*What is needed*
Could you show all lines in the entries below that contain the string "true"?

*Data for the task*
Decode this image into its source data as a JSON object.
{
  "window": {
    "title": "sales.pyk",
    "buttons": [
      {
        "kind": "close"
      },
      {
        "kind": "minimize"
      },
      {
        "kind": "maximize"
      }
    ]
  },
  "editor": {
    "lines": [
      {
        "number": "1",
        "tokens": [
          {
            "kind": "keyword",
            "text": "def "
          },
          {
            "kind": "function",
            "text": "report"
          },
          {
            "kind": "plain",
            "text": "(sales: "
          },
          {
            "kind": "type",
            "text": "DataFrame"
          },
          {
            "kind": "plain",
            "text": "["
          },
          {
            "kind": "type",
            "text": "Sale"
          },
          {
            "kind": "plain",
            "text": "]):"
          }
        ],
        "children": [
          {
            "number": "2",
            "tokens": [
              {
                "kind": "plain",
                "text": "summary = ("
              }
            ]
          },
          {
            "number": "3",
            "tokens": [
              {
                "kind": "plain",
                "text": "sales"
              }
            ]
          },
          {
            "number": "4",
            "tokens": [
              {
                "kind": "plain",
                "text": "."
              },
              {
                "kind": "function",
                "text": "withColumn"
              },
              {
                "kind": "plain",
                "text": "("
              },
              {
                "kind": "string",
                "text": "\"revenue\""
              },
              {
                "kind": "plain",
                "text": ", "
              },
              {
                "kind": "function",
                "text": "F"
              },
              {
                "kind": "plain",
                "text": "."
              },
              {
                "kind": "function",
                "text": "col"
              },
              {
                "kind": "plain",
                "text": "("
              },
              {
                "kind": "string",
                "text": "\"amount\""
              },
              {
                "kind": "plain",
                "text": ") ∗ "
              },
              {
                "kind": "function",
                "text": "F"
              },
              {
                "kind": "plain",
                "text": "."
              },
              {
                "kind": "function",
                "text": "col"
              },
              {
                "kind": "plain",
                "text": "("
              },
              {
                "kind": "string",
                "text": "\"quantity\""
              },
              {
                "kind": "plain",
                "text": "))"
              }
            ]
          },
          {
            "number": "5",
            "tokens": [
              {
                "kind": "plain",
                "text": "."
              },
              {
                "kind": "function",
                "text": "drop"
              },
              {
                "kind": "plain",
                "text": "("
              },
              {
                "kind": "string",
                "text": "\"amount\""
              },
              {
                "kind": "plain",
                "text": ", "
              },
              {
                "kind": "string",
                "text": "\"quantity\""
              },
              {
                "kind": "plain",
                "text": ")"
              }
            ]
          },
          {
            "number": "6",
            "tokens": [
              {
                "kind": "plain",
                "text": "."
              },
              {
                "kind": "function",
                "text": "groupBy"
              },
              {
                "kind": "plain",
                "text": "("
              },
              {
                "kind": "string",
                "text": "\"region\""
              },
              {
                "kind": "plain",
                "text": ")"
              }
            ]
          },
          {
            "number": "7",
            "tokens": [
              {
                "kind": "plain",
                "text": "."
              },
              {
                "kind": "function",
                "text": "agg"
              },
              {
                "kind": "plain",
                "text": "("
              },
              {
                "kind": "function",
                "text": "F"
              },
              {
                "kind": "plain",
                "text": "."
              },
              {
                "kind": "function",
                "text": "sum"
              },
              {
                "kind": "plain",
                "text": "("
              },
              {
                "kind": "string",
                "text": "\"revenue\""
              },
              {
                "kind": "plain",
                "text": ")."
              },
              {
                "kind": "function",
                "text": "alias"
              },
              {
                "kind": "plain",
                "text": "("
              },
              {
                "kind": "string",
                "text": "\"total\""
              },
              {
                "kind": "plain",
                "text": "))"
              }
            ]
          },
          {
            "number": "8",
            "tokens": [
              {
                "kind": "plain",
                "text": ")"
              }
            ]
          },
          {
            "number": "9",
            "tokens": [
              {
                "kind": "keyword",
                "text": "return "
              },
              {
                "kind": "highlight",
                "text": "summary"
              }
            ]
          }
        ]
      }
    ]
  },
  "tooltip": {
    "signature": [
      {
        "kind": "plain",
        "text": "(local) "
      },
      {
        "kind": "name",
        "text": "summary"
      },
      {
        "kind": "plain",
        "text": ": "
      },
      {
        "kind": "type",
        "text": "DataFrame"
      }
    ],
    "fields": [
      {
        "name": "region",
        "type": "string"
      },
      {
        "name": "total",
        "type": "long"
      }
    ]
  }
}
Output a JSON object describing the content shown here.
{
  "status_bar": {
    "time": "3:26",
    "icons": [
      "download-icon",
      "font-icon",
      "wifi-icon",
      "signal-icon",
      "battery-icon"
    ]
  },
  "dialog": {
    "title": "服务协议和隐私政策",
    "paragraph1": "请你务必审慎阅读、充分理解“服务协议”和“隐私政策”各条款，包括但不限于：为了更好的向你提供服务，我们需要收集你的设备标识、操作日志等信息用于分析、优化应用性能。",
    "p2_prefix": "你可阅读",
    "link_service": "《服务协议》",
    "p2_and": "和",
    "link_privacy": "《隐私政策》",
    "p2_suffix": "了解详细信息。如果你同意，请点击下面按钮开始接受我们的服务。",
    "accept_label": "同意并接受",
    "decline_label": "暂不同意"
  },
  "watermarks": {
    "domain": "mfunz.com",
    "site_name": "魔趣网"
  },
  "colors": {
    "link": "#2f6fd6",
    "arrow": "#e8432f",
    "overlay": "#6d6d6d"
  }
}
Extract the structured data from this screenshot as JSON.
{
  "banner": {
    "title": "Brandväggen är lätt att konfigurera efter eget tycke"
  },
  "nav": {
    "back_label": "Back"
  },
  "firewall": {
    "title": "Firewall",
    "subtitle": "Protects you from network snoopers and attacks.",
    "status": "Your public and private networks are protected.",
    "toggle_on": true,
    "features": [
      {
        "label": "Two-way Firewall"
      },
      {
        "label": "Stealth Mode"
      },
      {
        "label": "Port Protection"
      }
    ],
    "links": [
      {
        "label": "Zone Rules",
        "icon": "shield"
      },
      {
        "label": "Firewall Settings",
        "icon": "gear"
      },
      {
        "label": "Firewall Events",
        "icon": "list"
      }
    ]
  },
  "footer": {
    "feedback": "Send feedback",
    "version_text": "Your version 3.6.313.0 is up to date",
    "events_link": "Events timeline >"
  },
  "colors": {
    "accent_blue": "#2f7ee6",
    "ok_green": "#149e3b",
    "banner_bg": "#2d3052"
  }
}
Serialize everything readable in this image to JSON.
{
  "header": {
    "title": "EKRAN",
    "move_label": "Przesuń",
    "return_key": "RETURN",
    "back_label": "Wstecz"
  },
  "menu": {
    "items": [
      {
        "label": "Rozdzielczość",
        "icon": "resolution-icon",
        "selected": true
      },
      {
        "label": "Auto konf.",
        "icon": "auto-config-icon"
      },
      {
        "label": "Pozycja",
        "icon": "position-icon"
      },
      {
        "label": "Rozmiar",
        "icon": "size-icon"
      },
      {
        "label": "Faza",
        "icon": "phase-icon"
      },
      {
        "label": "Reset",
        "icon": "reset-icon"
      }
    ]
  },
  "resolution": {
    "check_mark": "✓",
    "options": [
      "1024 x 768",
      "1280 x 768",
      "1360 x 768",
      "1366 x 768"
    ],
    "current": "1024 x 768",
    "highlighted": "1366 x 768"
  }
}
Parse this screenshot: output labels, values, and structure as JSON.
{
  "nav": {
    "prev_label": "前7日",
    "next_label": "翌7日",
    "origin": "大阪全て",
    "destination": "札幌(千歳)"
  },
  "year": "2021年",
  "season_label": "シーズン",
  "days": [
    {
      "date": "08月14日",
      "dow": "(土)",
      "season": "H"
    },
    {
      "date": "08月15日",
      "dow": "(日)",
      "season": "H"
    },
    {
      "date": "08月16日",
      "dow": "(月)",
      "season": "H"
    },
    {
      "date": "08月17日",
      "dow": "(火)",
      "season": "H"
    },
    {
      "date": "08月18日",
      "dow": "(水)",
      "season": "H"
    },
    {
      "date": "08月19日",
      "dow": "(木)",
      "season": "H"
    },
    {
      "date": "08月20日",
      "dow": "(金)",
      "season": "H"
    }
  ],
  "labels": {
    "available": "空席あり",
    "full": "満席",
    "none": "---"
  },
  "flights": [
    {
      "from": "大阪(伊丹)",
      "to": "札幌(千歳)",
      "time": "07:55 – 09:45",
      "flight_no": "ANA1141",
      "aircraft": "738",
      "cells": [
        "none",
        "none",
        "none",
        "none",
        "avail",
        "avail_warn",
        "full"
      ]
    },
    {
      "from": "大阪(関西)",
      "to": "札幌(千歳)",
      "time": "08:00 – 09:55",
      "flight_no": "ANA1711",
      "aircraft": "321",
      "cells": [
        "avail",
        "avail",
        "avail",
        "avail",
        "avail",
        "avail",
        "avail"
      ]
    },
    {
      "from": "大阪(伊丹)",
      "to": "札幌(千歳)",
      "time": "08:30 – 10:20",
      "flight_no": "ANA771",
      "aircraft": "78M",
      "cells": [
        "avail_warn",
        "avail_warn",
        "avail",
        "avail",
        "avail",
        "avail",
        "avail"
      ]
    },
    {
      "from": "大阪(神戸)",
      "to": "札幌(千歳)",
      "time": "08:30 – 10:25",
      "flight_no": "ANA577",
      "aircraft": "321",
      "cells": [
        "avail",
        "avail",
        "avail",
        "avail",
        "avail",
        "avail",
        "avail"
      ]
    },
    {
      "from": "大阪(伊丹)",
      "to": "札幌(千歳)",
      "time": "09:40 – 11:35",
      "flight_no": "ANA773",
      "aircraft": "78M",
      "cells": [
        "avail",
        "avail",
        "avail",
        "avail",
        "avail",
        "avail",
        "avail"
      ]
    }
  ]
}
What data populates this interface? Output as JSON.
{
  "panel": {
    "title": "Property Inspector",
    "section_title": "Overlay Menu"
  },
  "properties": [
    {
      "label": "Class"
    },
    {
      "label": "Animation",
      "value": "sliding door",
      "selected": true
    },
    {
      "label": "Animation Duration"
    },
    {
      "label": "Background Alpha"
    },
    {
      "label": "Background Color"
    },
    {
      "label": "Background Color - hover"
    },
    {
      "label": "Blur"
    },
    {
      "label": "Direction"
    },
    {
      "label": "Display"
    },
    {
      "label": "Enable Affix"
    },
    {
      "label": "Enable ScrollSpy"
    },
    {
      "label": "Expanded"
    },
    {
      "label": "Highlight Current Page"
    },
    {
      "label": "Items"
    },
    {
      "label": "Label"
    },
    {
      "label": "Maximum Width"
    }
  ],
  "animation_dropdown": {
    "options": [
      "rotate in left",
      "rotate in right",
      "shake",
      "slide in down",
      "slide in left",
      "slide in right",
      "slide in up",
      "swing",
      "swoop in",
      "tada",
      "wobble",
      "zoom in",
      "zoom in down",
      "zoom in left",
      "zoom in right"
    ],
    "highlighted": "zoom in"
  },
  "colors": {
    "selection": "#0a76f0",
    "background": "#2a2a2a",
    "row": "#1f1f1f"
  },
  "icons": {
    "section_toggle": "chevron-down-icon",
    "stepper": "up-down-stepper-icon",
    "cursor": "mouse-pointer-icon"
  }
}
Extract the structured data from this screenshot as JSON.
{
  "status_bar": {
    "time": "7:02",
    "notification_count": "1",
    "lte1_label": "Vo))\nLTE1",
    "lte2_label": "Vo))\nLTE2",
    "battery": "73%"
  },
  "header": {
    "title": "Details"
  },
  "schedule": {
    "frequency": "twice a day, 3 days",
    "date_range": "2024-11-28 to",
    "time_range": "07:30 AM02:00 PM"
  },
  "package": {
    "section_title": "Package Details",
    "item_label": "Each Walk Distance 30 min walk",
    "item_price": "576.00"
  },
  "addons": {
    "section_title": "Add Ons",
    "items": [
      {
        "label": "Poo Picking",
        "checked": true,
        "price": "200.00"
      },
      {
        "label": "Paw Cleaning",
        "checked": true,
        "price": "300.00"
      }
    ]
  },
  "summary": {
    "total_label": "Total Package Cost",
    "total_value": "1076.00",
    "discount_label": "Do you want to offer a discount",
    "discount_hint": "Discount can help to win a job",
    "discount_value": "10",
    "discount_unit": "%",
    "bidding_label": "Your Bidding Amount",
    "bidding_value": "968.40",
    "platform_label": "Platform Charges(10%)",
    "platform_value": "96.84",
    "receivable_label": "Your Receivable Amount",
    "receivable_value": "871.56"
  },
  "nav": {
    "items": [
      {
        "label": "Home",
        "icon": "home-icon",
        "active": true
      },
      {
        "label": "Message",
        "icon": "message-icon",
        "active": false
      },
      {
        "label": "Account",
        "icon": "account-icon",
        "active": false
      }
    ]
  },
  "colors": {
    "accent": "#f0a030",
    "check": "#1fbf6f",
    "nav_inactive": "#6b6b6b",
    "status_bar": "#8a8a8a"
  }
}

*Task response*
    "toggle_on": true,
        "selected": true
      "selected": true
        "checked": true,
        "checked": true,
        "active": true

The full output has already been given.